When I walked up to the bottle shop, I noticed a table set up outside the doors and a man standing over it. He suddenly raised a cleaver, and slammed it down onto a cutting board on the table. Alarming, somewhat…
It turned out to be Will Meyers, the brewmaster at New England’s legendary Cambridge Brewing Company, and he was chopping up a pumpkin. Will ended up spending the better part of the morning processing many Japanese kabocha pumpkins, halving and quartering them and then shredding them into pieces to be used in a beer.

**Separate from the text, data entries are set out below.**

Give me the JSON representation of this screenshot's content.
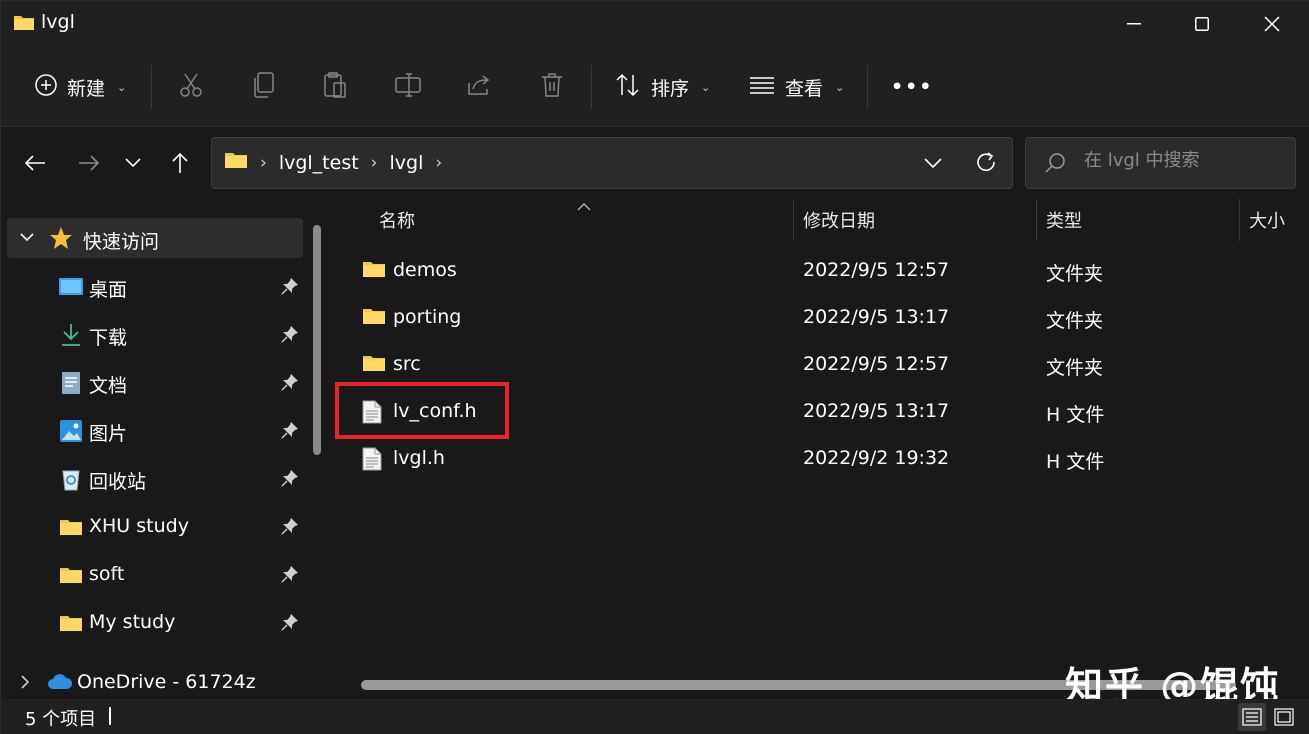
{
  "window": {
    "title": "lvgl",
    "controls": [
      "minimize",
      "maximize",
      "close"
    ]
  },
  "toolbar": {
    "new_label": "新建",
    "sort_label": "排序",
    "view_label": "查看",
    "more_label": "•••",
    "icons": [
      "plus-circle-icon",
      "cut-icon",
      "copy-icon",
      "paste-icon",
      "rename-icon",
      "share-icon",
      "delete-icon",
      "sort-icon",
      "view-icon"
    ]
  },
  "nav": {
    "breadcrumbs": [
      "lvgl_test",
      "lvgl"
    ],
    "search_placeholder": "在 lvgl 中搜索"
  },
  "sidebar": {
    "quick_access_label": "快速访问",
    "items": [
      {
        "label": "桌面",
        "icon": "desktop-icon",
        "pinned": true
      },
      {
        "label": "下载",
        "icon": "download-icon",
        "pinned": true
      },
      {
        "label": "文档",
        "icon": "document-icon",
        "pinned": true
      },
      {
        "label": "图片",
        "icon": "picture-icon",
        "pinned": true
      },
      {
        "label": "回收站",
        "icon": "recycle-bin-icon",
        "pinned": true
      },
      {
        "label": "XHU study",
        "icon": "folder-icon",
        "pinned": true
      },
      {
        "label": "soft",
        "icon": "folder-icon",
        "pinned": true
      },
      {
        "label": "My study",
        "icon": "folder-icon",
        "pinned": true
      }
    ],
    "onedrive_label": "OneDrive - 61724z"
  },
  "file_list": {
    "columns": {
      "name": "名称",
      "date": "修改日期",
      "type": "类型",
      "size": "大小"
    },
    "rows": [
      {
        "name": "demos",
        "date": "2022/9/5 12:57",
        "type": "文件夹",
        "kind": "folder"
      },
      {
        "name": "porting",
        "date": "2022/9/5 13:17",
        "type": "文件夹",
        "kind": "folder"
      },
      {
        "name": "src",
        "date": "2022/9/5 12:57",
        "type": "文件夹",
        "kind": "folder"
      },
      {
        "name": "lv_conf.h",
        "date": "2022/9/5 13:17",
        "type": "H 文件",
        "kind": "file",
        "highlighted": true
      },
      {
        "name": "lvgl.h",
        "date": "2022/9/2 19:32",
        "type": "H 文件",
        "kind": "file"
      }
    ],
    "highlight_color": "#e8252d"
  },
  "status": {
    "item_count": "5 个项目"
  },
  "watermark": "知乎 @馄饨",
  "colors": {
    "background": "#191919",
    "chrome": "#202020",
    "folder_yellow": "#f6c744",
    "accent_blue": "#4cc2ff"
  }
}
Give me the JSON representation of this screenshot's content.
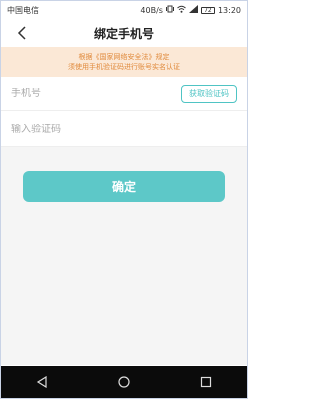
{
  "status_bar": {
    "carrier": "中国电信",
    "speed": "40B/s",
    "battery": "72",
    "time": "13:20"
  },
  "header": {
    "title": "绑定手机号",
    "back_icon": "chevron-left-icon"
  },
  "notice": {
    "line1": "根据《国家网络安全法》规定",
    "line2": "须使用手机验证码进行账号实名认证",
    "color": "#e08a3c",
    "background": "#fbe8d6"
  },
  "form": {
    "phone_placeholder": "手机号",
    "code_placeholder": "输入验证码",
    "get_code_label": "获取验证码",
    "confirm_label": "确定",
    "accent_color": "#5dc8c8"
  },
  "nav_bar": {
    "back_icon": "triangle-back-icon",
    "home_icon": "circle-home-icon",
    "recents_icon": "square-recents-icon"
  }
}
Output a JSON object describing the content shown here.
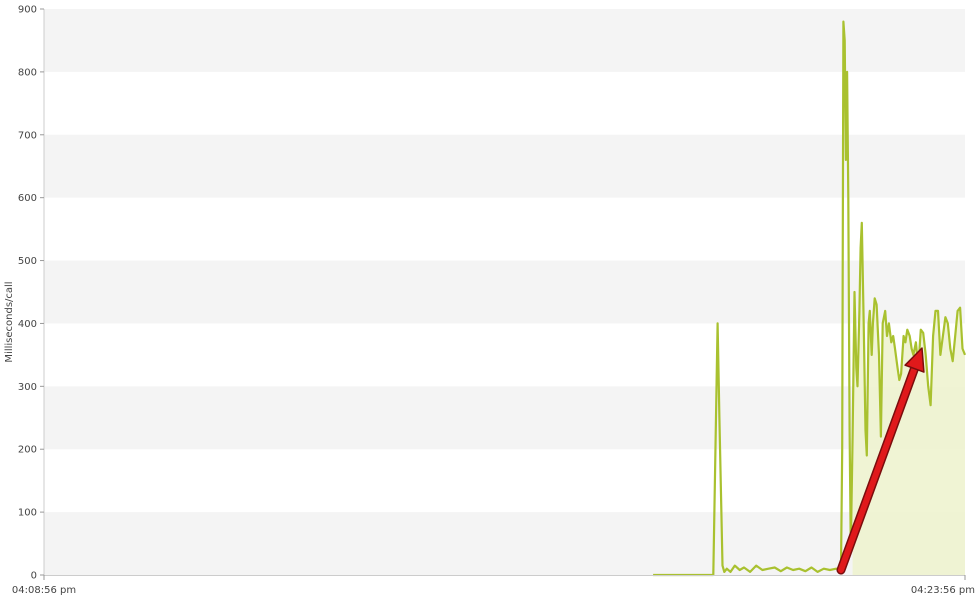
{
  "chart_data": {
    "type": "area",
    "title": "",
    "xlabel": "",
    "ylabel": "Milliseconds/call",
    "ylim": [
      0,
      900
    ],
    "y_ticks": [
      "0",
      "100",
      "200",
      "300",
      "400",
      "500",
      "600",
      "700",
      "800",
      "900"
    ],
    "x_ticks": [
      "04:08:56 pm",
      "04:23:56 pm"
    ],
    "x_range_minutes": [
      0,
      15
    ],
    "grid": "alternating horizontal bands",
    "legend": "none",
    "colors": {
      "line": "#a9c12f",
      "fill": "#eef3cf",
      "band": "#f4f4f4",
      "arrow": "#e0191b"
    },
    "annotations": [
      {
        "type": "arrow",
        "description": "red arrow pointing up-right at the rising response time"
      }
    ],
    "series": [
      {
        "x_minutes": [
          9.92,
          10.25,
          10.9,
          10.97,
          11.0,
          11.05,
          11.08,
          11.12,
          11.18,
          11.25,
          11.33,
          11.4,
          11.5,
          11.6,
          11.7,
          11.8,
          11.9,
          12.0,
          12.1,
          12.2,
          12.3,
          12.4,
          12.5,
          12.6,
          12.7,
          12.8,
          12.9,
          12.98,
          13.0,
          13.02,
          13.04,
          13.06,
          13.08,
          13.1,
          13.12,
          13.14,
          13.17,
          13.2,
          13.23,
          13.25,
          13.28,
          13.3,
          13.32,
          13.35,
          13.38,
          13.4,
          13.43,
          13.45,
          13.48,
          13.5,
          13.53,
          13.56,
          13.6,
          13.63,
          13.66,
          13.7,
          13.73,
          13.76,
          13.8,
          13.83,
          13.86,
          13.9,
          13.93,
          13.96,
          14.0,
          14.03,
          14.06,
          14.1,
          14.13,
          14.16,
          14.2,
          14.24,
          14.28,
          14.32,
          14.36,
          14.4,
          14.44,
          14.48,
          14.52,
          14.56,
          14.6,
          14.64,
          14.68,
          14.72,
          14.76,
          14.8,
          14.84,
          14.88,
          14.92,
          14.96,
          15.0
        ],
        "values": [
          0,
          0,
          0,
          400,
          250,
          15,
          5,
          10,
          5,
          15,
          8,
          12,
          5,
          15,
          8,
          10,
          12,
          6,
          12,
          8,
          10,
          6,
          12,
          5,
          10,
          8,
          10,
          10,
          200,
          880,
          850,
          660,
          800,
          600,
          230,
          40,
          220,
          450,
          330,
          300,
          420,
          520,
          560,
          400,
          230,
          190,
          400,
          420,
          350,
          400,
          440,
          430,
          350,
          220,
          400,
          420,
          380,
          400,
          370,
          380,
          360,
          330,
          310,
          320,
          380,
          370,
          390,
          380,
          360,
          350,
          370,
          330,
          390,
          385,
          350,
          300,
          270,
          380,
          420,
          420,
          350,
          380,
          410,
          400,
          360,
          340,
          380,
          420,
          425,
          360,
          350
        ]
      }
    ]
  }
}
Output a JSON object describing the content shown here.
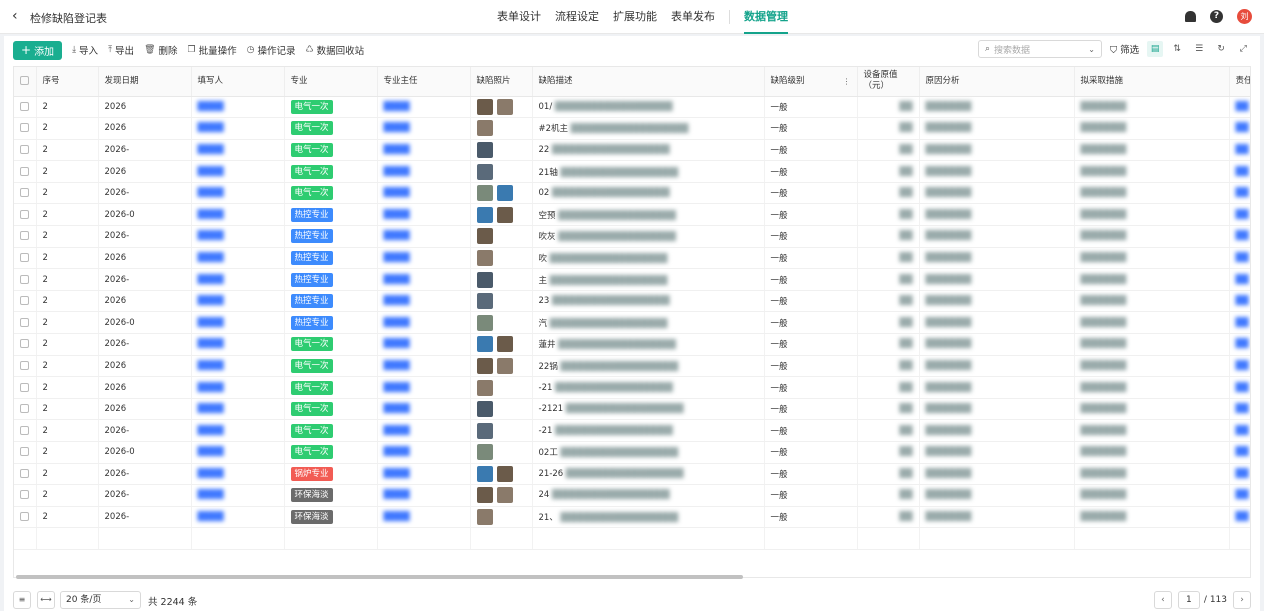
{
  "header": {
    "back_icon": "chevron-left-icon",
    "title": "检修缺陷登记表",
    "tabs": [
      {
        "label": "表单设计",
        "active": false
      },
      {
        "label": "流程设定",
        "active": false
      },
      {
        "label": "扩展功能",
        "active": false
      },
      {
        "label": "表单发布",
        "active": false
      },
      {
        "label": "数据管理",
        "active": true
      }
    ],
    "avatar_text": "刘",
    "icons": [
      "bell-icon",
      "help-icon"
    ],
    "accent_color": "#14a38b"
  },
  "toolbar": {
    "add_label": "添加",
    "import_label": "导入",
    "export_label": "导出",
    "delete_label": "删除",
    "batch_label": "批量操作",
    "log_label": "操作记录",
    "recycle_label": "数据回收站",
    "search_placeholder": "搜索数据",
    "filter_label": "筛选"
  },
  "table": {
    "columns": [
      "序号",
      "发现日期",
      "填写人",
      "专业",
      "专业主任",
      "缺陷照片",
      "缺陷描述",
      "缺陷级别",
      "设备原值（元）",
      "原因分析",
      "拟采取措施",
      "责任"
    ],
    "rows": [
      {
        "seq": "2",
        "date": "2026",
        "spec": "电气一次",
        "spec_color": "#2ecc71",
        "photos": 2,
        "desc": "01/",
        "level": "一般"
      },
      {
        "seq": "2",
        "date": "2026",
        "spec": "电气一次",
        "spec_color": "#2ecc71",
        "photos": 1,
        "desc": "#2机主",
        "level": "一般"
      },
      {
        "seq": "2",
        "date": "2026-",
        "spec": "电气一次",
        "spec_color": "#2ecc71",
        "photos": 1,
        "desc": "22",
        "level": "一般"
      },
      {
        "seq": "2",
        "date": "2026",
        "spec": "电气一次",
        "spec_color": "#2ecc71",
        "photos": 1,
        "desc": "21轴",
        "level": "一般"
      },
      {
        "seq": "2",
        "date": "2026-",
        "spec": "电气一次",
        "spec_color": "#2ecc71",
        "photos": 2,
        "desc": "02",
        "level": "一般"
      },
      {
        "seq": "2",
        "date": "2026-0",
        "spec": "热控专业",
        "spec_color": "#3d8bfd",
        "photos": 2,
        "desc": "空预",
        "level": "一般"
      },
      {
        "seq": "2",
        "date": "2026-",
        "spec": "热控专业",
        "spec_color": "#3d8bfd",
        "photos": 1,
        "desc": "吹灰",
        "level": "一般"
      },
      {
        "seq": "2",
        "date": "2026",
        "spec": "热控专业",
        "spec_color": "#3d8bfd",
        "photos": 1,
        "desc": "吹",
        "level": "一般"
      },
      {
        "seq": "2",
        "date": "2026-",
        "spec": "热控专业",
        "spec_color": "#3d8bfd",
        "photos": 1,
        "desc": "主",
        "level": "一般"
      },
      {
        "seq": "2",
        "date": "2026",
        "spec": "热控专业",
        "spec_color": "#3d8bfd",
        "photos": 1,
        "desc": "23",
        "level": "一般"
      },
      {
        "seq": "2",
        "date": "2026-0",
        "spec": "热控专业",
        "spec_color": "#3d8bfd",
        "photos": 1,
        "desc": "汽",
        "level": "一般"
      },
      {
        "seq": "2",
        "date": "2026-",
        "spec": "电气一次",
        "spec_color": "#2ecc71",
        "photos": 2,
        "desc": "蓮井",
        "level": "一般"
      },
      {
        "seq": "2",
        "date": "2026",
        "spec": "电气一次",
        "spec_color": "#2ecc71",
        "photos": 2,
        "desc": "22锅",
        "level": "一般"
      },
      {
        "seq": "2",
        "date": "2026",
        "spec": "电气一次",
        "spec_color": "#2ecc71",
        "photos": 1,
        "desc": "-21",
        "level": "一般"
      },
      {
        "seq": "2",
        "date": "2026",
        "spec": "电气一次",
        "spec_color": "#2ecc71",
        "photos": 1,
        "desc": "-2121",
        "level": "一般"
      },
      {
        "seq": "2",
        "date": "2026-",
        "spec": "电气一次",
        "spec_color": "#2ecc71",
        "photos": 1,
        "desc": "-21",
        "level": "一般"
      },
      {
        "seq": "2",
        "date": "2026-0",
        "spec": "电气一次",
        "spec_color": "#2ecc71",
        "photos": 1,
        "desc": "02工",
        "level": "一般"
      },
      {
        "seq": "2",
        "date": "2026-",
        "spec": "锅炉专业",
        "spec_color": "#f25c54",
        "photos": 2,
        "desc": "21-26",
        "level": "一般"
      },
      {
        "seq": "2",
        "date": "2026-",
        "spec": "环保海淡",
        "spec_color": "#6b6b6b",
        "photos": 2,
        "desc": "24",
        "level": "一般"
      },
      {
        "seq": "2",
        "date": "2026-",
        "spec": "环保海淡",
        "spec_color": "#6b6b6b",
        "photos": 1,
        "desc": "21、",
        "level": "一般"
      }
    ]
  },
  "footer": {
    "page_size": "20 条/页",
    "total": "共 2244 条",
    "current_page": "1",
    "total_pages": "/ 113"
  }
}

That beer that day was a collaboration brewed on the Baby Brau system at Hill Farmstead, a small batch being brewed under Ryan Witter-Merithew’s Casita Cerveceria. It was also a collaboration with (the then yet-to-be-launched) Wunderkammer Bier, a side label created by brewer Vasili Gletsos. Not only would this be a pumpkin beer—a seasonal style of beer that Meyers and CBC are well known for—but it would also be spiced with a veritable kitchen sink of Japanese spices like yaki sushinori, yasai fumi furikake, yuzuri schichimi, mishima, and norigoma furikake (quite the mouthful, almost too literally).
That brewday brought with it smells that I’ve never before experienced. And the beer—Kabocha Theatre, a name riffing on the Japanese tradition of dramatic dance found on display at the Kabuki Theatre, plus of course, the pumpkin—was quite the experience, as well.